* Problem details *
Please copy every line of the data in which the string "from" appears.

* Provided data *

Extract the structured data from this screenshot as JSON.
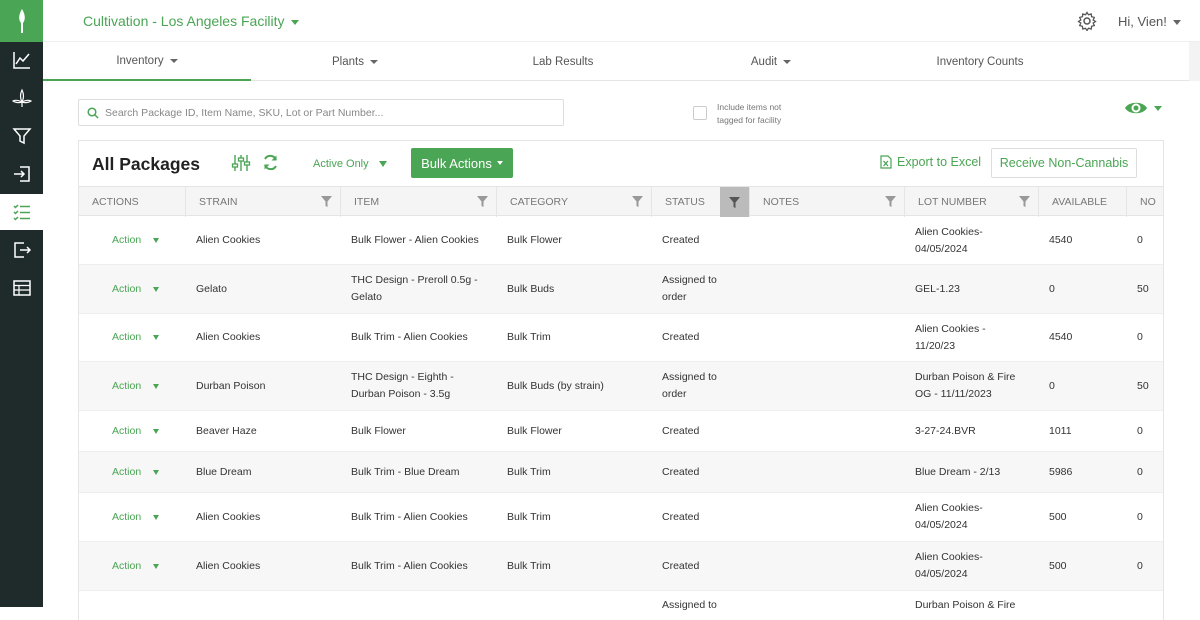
{
  "header": {
    "facility": "Cultivation - Los Angeles Facility",
    "greeting": "Hi, Vien!"
  },
  "nav": {
    "tabs": [
      {
        "label": "Inventory",
        "dropdown": true,
        "active": true
      },
      {
        "label": "Plants",
        "dropdown": true
      },
      {
        "label": "Lab Results",
        "dropdown": false
      },
      {
        "label": "Audit",
        "dropdown": true
      },
      {
        "label": "Inventory Counts",
        "dropdown": false
      }
    ]
  },
  "search": {
    "placeholder": "Search Package ID, Item Name, SKU, Lot or Part Number...",
    "value": ""
  },
  "include_untagged": {
    "label_line1": "Include items not",
    "label_line2": "tagged for facility",
    "checked": false
  },
  "panel": {
    "title": "All Packages",
    "filter_status": "Active Only",
    "bulk_actions": "Bulk Actions",
    "export": "Export to Excel",
    "receive": "Receive Non-Cannabis"
  },
  "table": {
    "columns": [
      "ACTIONS",
      "STRAIN",
      "ITEM",
      "CATEGORY",
      "STATUS",
      "NOTES",
      "LOT NUMBER",
      "AVAILABLE",
      "NO"
    ],
    "rows": [
      {
        "action": "Action",
        "strain": "Alien Cookies",
        "item": [
          "Bulk Flower - Alien Cookies"
        ],
        "category": "Bulk Flower",
        "status": [
          "Created"
        ],
        "notes": "",
        "lot": [
          "Alien Cookies-",
          "04/05/2024"
        ],
        "available": "4540",
        "no": "0"
      },
      {
        "action": "Action",
        "strain": "Gelato",
        "item": [
          "THC Design - Preroll 0.5g -",
          "Gelato"
        ],
        "category": "Bulk Buds",
        "status": [
          "Assigned to",
          "order"
        ],
        "notes": "",
        "lot": [
          "GEL-1.23"
        ],
        "available": "0",
        "no": "50"
      },
      {
        "action": "Action",
        "strain": "Alien Cookies",
        "item": [
          "Bulk Trim - Alien Cookies"
        ],
        "category": "Bulk Trim",
        "status": [
          "Created"
        ],
        "notes": "",
        "lot": [
          "Alien Cookies -",
          "11/20/23"
        ],
        "available": "4540",
        "no": "0"
      },
      {
        "action": "Action",
        "strain": "Durban Poison",
        "item": [
          "THC Design - Eighth -",
          "Durban Poison - 3.5g"
        ],
        "category": "Bulk Buds (by strain)",
        "status": [
          "Assigned to",
          "order"
        ],
        "notes": "",
        "lot": [
          "Durban Poison & Fire",
          "OG - 11/11/2023"
        ],
        "available": "0",
        "no": "50"
      },
      {
        "action": "Action",
        "strain": "Beaver Haze",
        "item": [
          "Bulk Flower"
        ],
        "category": "Bulk Flower",
        "status": [
          "Created"
        ],
        "notes": "",
        "lot": [
          "3-27-24.BVR"
        ],
        "available": "1011",
        "no": "0"
      },
      {
        "action": "Action",
        "strain": "Blue Dream",
        "item": [
          "Bulk Trim - Blue Dream"
        ],
        "category": "Bulk Trim",
        "status": [
          "Created"
        ],
        "notes": "",
        "lot": [
          "Blue Dream - 2/13"
        ],
        "available": "5986",
        "no": "0"
      },
      {
        "action": "Action",
        "strain": "Alien Cookies",
        "item": [
          "Bulk Trim - Alien Cookies"
        ],
        "category": "Bulk Trim",
        "status": [
          "Created"
        ],
        "notes": "",
        "lot": [
          "Alien Cookies-",
          "04/05/2024"
        ],
        "available": "500",
        "no": "0"
      },
      {
        "action": "Action",
        "strain": "Alien Cookies",
        "item": [
          "Bulk Trim - Alien Cookies"
        ],
        "category": "Bulk Trim",
        "status": [
          "Created"
        ],
        "notes": "",
        "lot": [
          "Alien Cookies-",
          "04/05/2024"
        ],
        "available": "500",
        "no": "0"
      },
      {
        "action": "",
        "strain": "",
        "item": [
          ""
        ],
        "category": "",
        "status": [
          "Assigned to"
        ],
        "notes": "",
        "lot": [
          "Durban Poison & Fire"
        ],
        "available": "",
        "no": ""
      }
    ]
  },
  "colors": {
    "accent": "#4aa554",
    "sidebar": "#1f2a2b"
  },
  "icons": {
    "sidebar": [
      "leaf-logo-icon",
      "line-chart-icon",
      "cannabis-icon",
      "funnel-icon",
      "sign-in-icon",
      "checklist-icon",
      "sign-out-icon",
      "table-icon"
    ]
  }
}
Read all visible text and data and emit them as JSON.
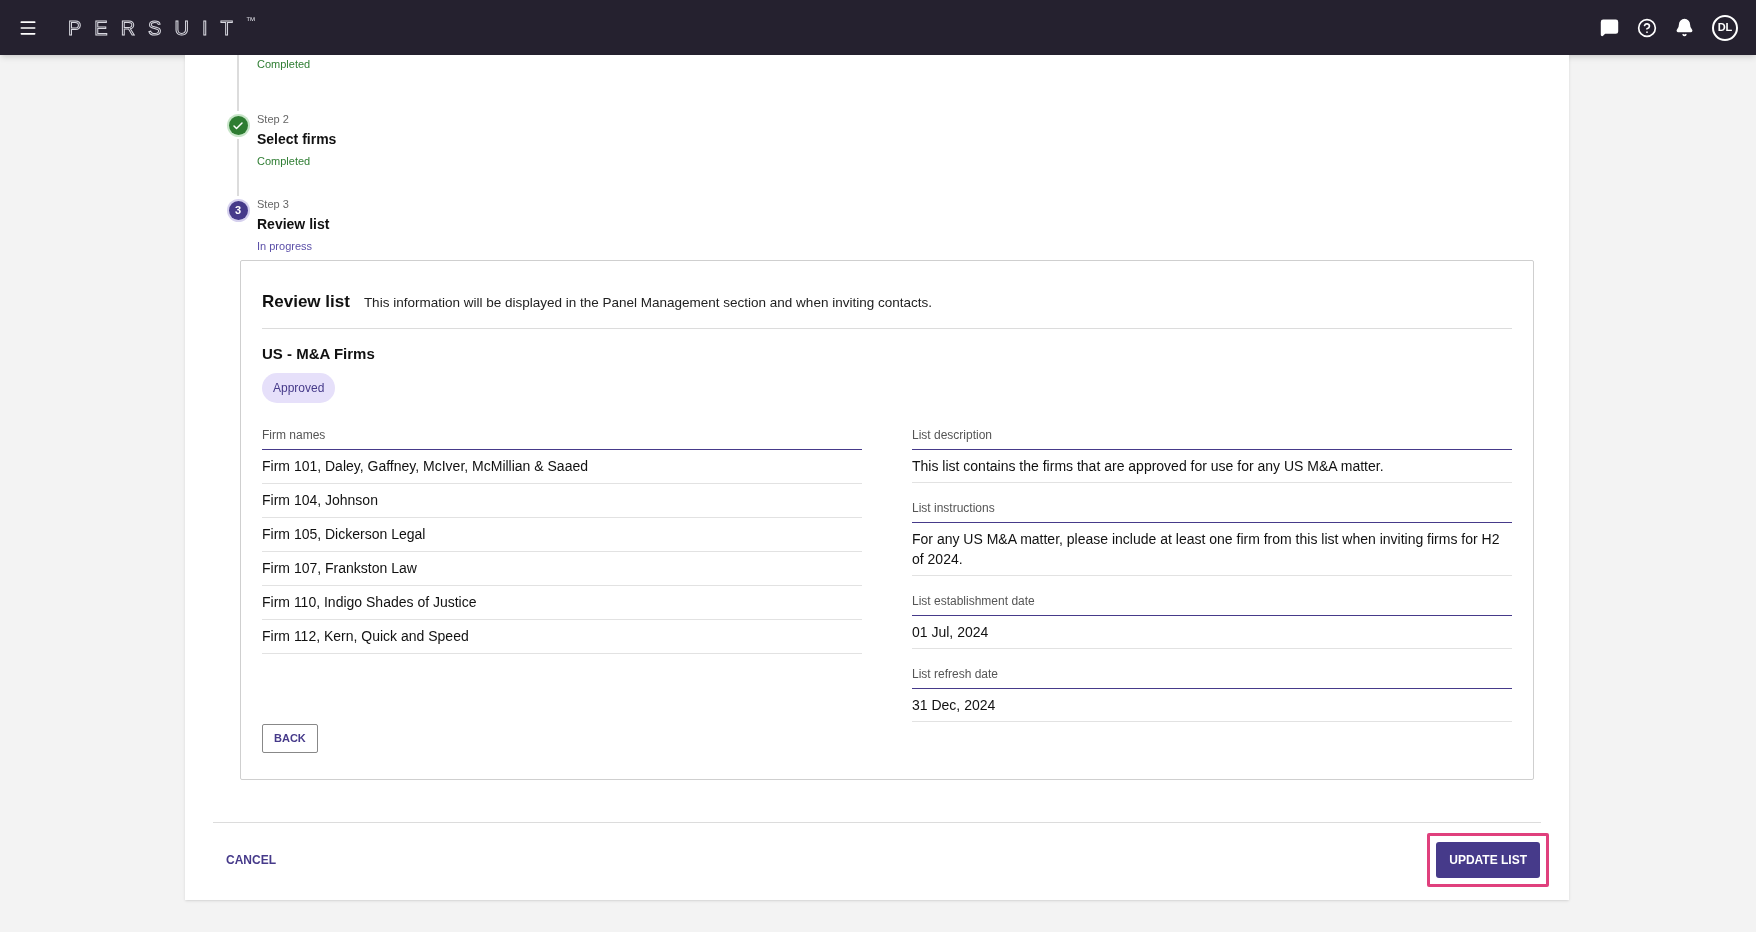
{
  "header": {
    "logo": "PERSUIT",
    "trademark": "™",
    "avatar": "DL"
  },
  "steps": [
    {
      "done": true,
      "status": "Completed"
    },
    {
      "done": true,
      "label": "Step 2",
      "title": "Select firms",
      "status": "Completed"
    },
    {
      "done": false,
      "number": "3",
      "label": "Step 3",
      "title": "Review list",
      "status": "In progress"
    }
  ],
  "review": {
    "title": "Review list",
    "subtitle": "This information will be displayed in the Panel Management section and when inviting contacts.",
    "list_name": "US - M&A Firms",
    "badge": "Approved",
    "firm_names": {
      "label": "Firm names",
      "rows": [
        "Firm 101, Daley, Gaffney, McIver, McMillian & Saaed",
        "Firm 104, Johnson",
        "Firm 105, Dickerson Legal",
        "Firm 107, Frankston Law",
        "Firm 110, Indigo Shades of Justice",
        "Firm 112, Kern, Quick and Speed"
      ]
    },
    "fields": [
      {
        "label": "List description",
        "value": "This list contains the firms that are approved for use for any US M&A matter."
      },
      {
        "label": "List instructions",
        "value": "For any US M&A matter, please include at least one firm from this list when inviting firms for H2 of 2024."
      },
      {
        "label": "List establishment date",
        "value": "01 Jul, 2024"
      },
      {
        "label": "List refresh date",
        "value": "31 Dec, 2024"
      }
    ],
    "back_button": "BACK"
  },
  "footer": {
    "cancel": "CANCEL",
    "submit": "UPDATE LIST",
    "submit_highlighted": true
  }
}
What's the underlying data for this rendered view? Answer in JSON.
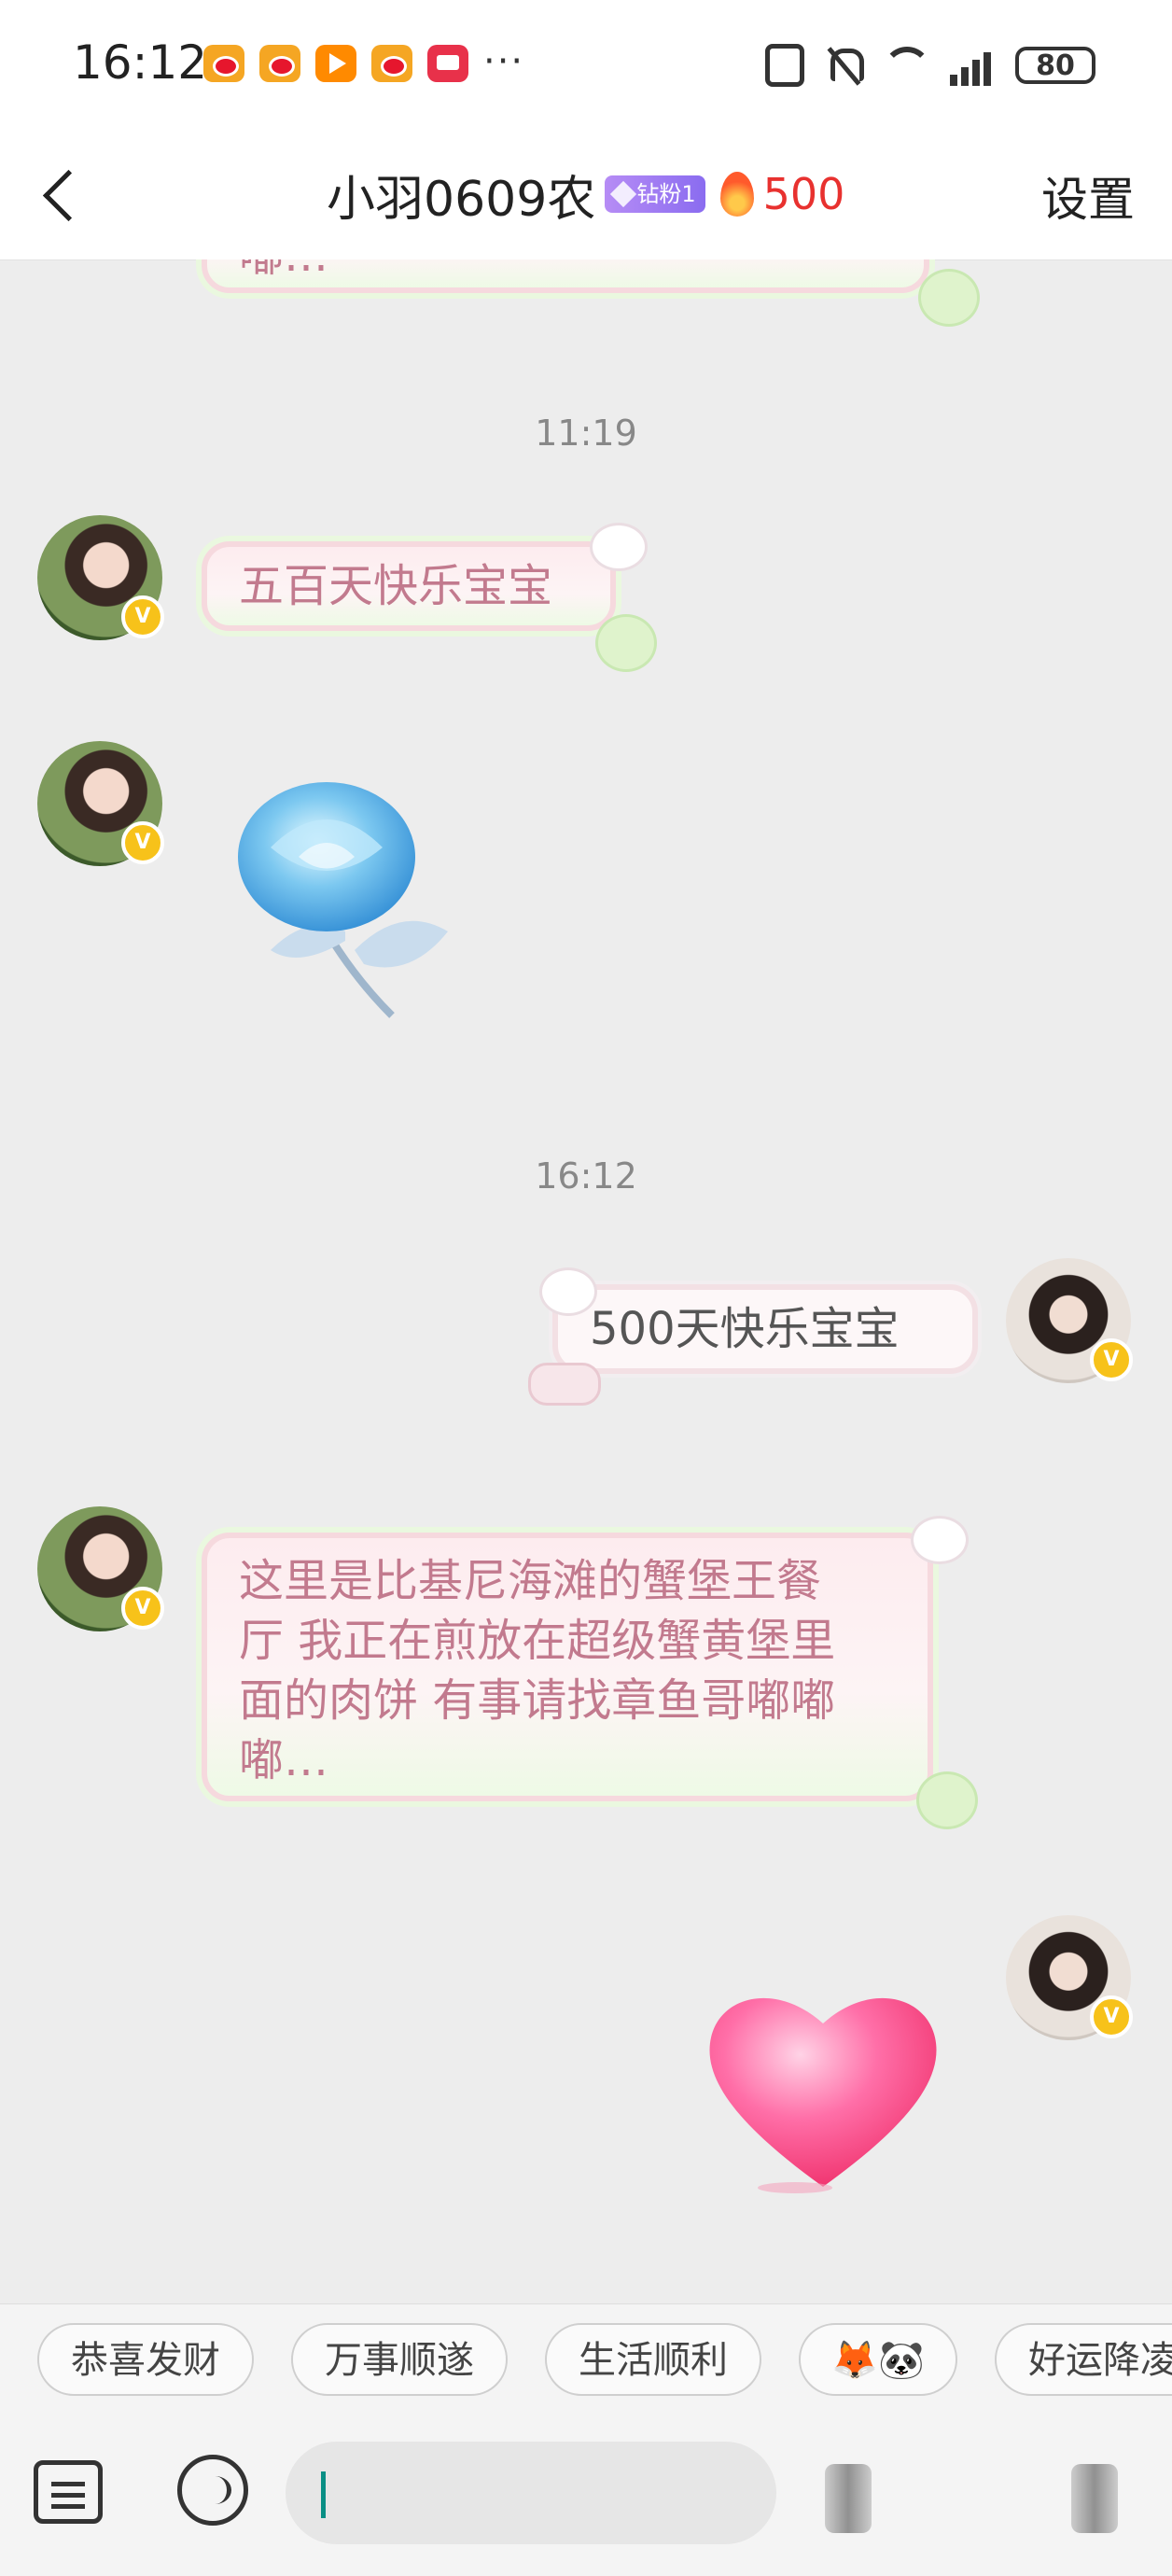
{
  "status_bar": {
    "time": "16:12",
    "more_indicator": "···",
    "battery": "80",
    "notification_icons": [
      "weibo-icon",
      "weibo-icon",
      "video-app-icon",
      "weibo-icon",
      "red-app-icon"
    ],
    "system_icons": [
      "nfc-icon",
      "mute-icon",
      "wifi-icon",
      "signal-icon",
      "battery-icon"
    ]
  },
  "header": {
    "title": "小羽0609农",
    "fan_badge": "钻粉1",
    "streak_count": "500",
    "settings_label": "设置"
  },
  "chat": {
    "partial_top_text": "嘟…",
    "timestamps": [
      "11:19",
      "16:12"
    ],
    "messages": [
      {
        "sender": "other",
        "type": "text",
        "text": "五百天快乐宝宝"
      },
      {
        "sender": "other",
        "type": "sticker",
        "sticker": "blue-rose-icon"
      },
      {
        "sender": "me",
        "type": "text",
        "text": "500天快乐宝宝"
      },
      {
        "sender": "other",
        "type": "text",
        "text": "这里是比基尼海滩的蟹堡王餐厅 我正在煎放在超级蟹黄堡里面的肉饼 有事请找章鱼哥嘟嘟嘟…",
        "lines": [
          "这里是比基尼海滩的蟹堡王餐",
          "厅 我正在煎放在超级蟹黄堡里",
          "面的肉饼 有事请找章鱼哥嘟嘟",
          "嘟…"
        ]
      },
      {
        "sender": "me",
        "type": "sticker",
        "sticker": "pink-heart-icon"
      }
    ],
    "verified_badge": "V"
  },
  "quick_replies": [
    "恭喜发财",
    "万事顺遂",
    "生活顺利",
    "🦊🐼",
    "好运降凌"
  ],
  "input": {
    "value": "",
    "placeholder": ""
  },
  "colors": {
    "streak": "#e8312f",
    "bubble_text": "#c27a8e",
    "cursor": "#0a8f85",
    "badge": "#8a6cf0"
  }
}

* Exercise solution *
Extract the structured data from this screenshot as JSON.
        "value": "For any US M&A matter, please include at least one firm from this list when inviting firms for H2 of 2024."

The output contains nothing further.